The Future of the Data Center
Now that it’s the holiday season, many people are wondering about the future of the data center in 2017 and beyond.
Most would agree that data centers, which are both costly and complex, are long overdue for a major overhaul. However, it is still uncertain how data centers should be updated. Another uncertainty is that any decisions made next year in terms of data infrastructure will have major consequences for the environment of next-generation data. In fact, the next-generation data environment is currently transforming because new service-based workflows are replacing traditional operating models.
Avinash Lakshman, who is the creator of the Apache Cassandra platform and the CEO of Hedvig, believes that executives should upgrade their data centers based on five major elements. For example, Lakshman notes that multi-cloud architectures are becoming more common and normal. This means that the local data center will eventually lose its role as the main repository for applications and data. It is expected that in-memory computing and other technologies will streamline infrastructure. Functions like content delivery are expected to convert to self-service in terms of operation. Machine learning and automation is expected to be seen at a higher level.
It is also likely that recent political events will influence strategies when it comes to the data center. Patrick Donovan, Steven Carlini, and Victor Avelar from Schneider Electric noted that the Brexit vote has triggered uncertainty when it comes to data protection and locality rules. This uncertainty may influence the function and design of facilities in Great Britain, which is one of the largest data center markets in Europe.
Undoubtedly, the recent transition to cloud-based environments will have a major influence on the future of the data center, according to R. “Ray” Wang, a tech analyst. By 2020, cloud will have 67 percent of the total data workload. Today, cloud only has about 6 percent of the total data workload. This transition to cloud will boost the demand for chip level security, hyper-scale infrastructure, open software-defined architectures, and DCIM stacks.

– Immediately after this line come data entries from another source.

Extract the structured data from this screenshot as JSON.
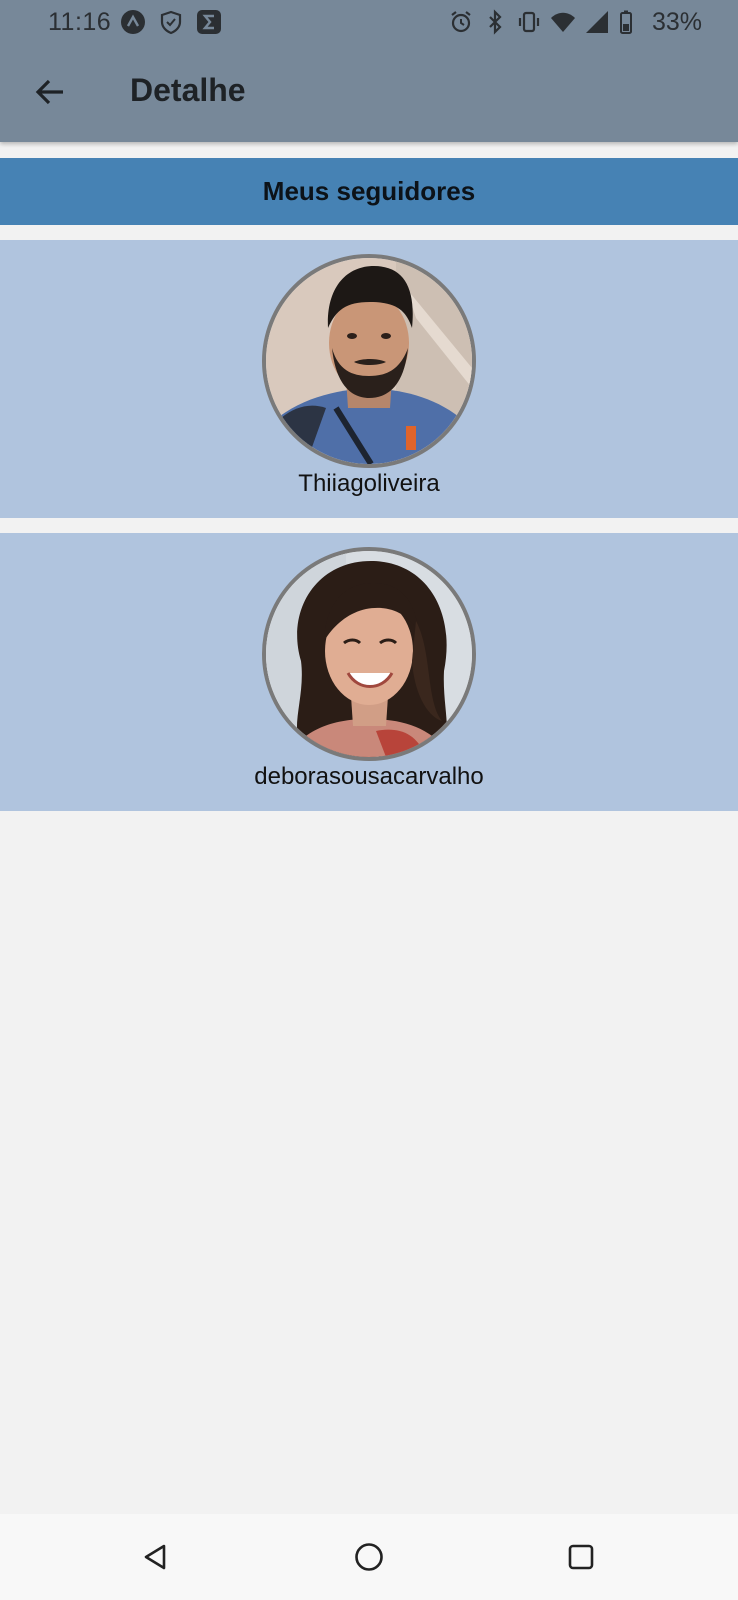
{
  "status_bar": {
    "time": "11:16",
    "battery": "33%",
    "left_icons": [
      "app-a-icon",
      "shield-icon",
      "sigma-icon"
    ],
    "right_icons": [
      "alarm-icon",
      "bluetooth-icon",
      "vibrate-icon",
      "wifi-icon",
      "signal-icon",
      "battery-icon"
    ]
  },
  "app_bar": {
    "title": "Detalhe",
    "back_icon": "arrow-left-icon",
    "color": "#778899"
  },
  "section": {
    "title": "Meus seguidores",
    "color": "#4682b4"
  },
  "followers": [
    {
      "username": "Thiiagoliveira",
      "avatar": "male-avatar"
    },
    {
      "username": "deborasousacarvalho",
      "avatar": "female-avatar"
    }
  ],
  "card_color": "#b0c4de",
  "nav_bar": {
    "buttons": [
      "nav-back-icon",
      "nav-home-icon",
      "nav-recents-icon"
    ]
  }
}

If experts have predicted these trends accurately, the enterprise data center may become optional rather than necessary in just a few years. It is possible that the largest data centers will be the size of a refrigerator or smaller.